Problem
Only lines holding the word "value" are wanted from the records; copy all of them.

Data about app and page elements:
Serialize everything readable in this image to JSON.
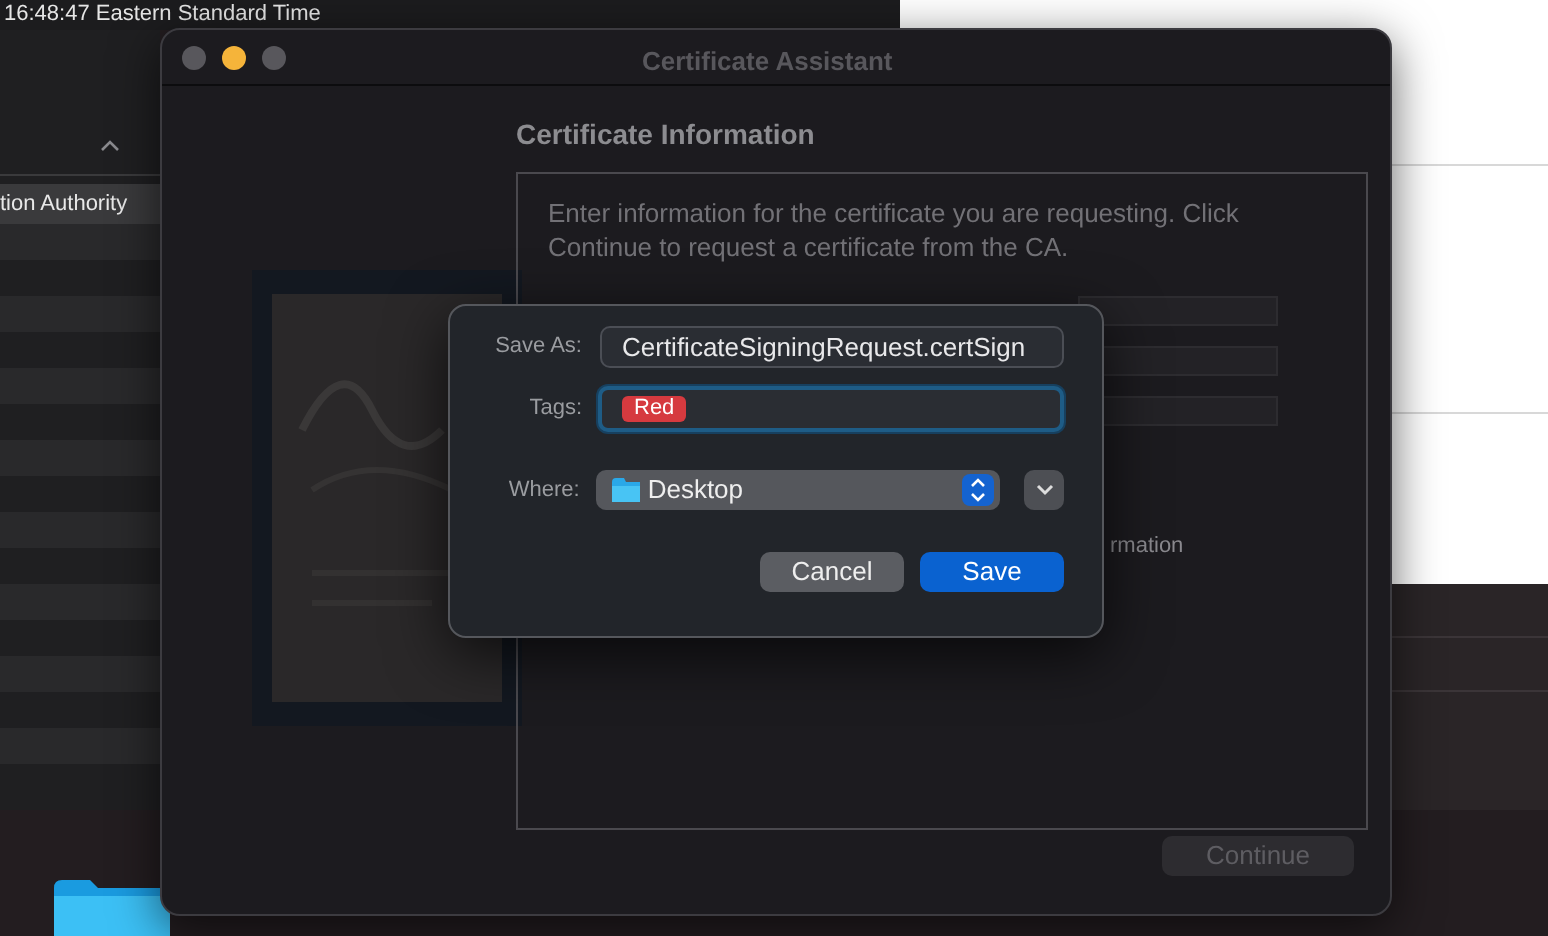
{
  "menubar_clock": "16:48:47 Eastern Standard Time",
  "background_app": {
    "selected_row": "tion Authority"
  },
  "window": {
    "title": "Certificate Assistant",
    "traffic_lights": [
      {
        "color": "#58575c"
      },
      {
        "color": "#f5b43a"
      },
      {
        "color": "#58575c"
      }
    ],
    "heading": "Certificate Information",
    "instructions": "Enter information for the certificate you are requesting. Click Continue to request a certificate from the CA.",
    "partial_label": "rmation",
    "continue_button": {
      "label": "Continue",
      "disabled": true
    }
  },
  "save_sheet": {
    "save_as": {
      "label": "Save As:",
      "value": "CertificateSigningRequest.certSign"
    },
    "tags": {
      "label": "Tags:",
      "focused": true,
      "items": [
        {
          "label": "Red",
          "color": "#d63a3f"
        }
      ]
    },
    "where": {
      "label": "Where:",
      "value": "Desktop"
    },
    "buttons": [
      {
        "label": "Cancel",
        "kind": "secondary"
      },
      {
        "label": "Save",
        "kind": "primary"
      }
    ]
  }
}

Solution to the exercise
      "value": "CertificateSigningRequest.certSign"
      "value": "Desktop"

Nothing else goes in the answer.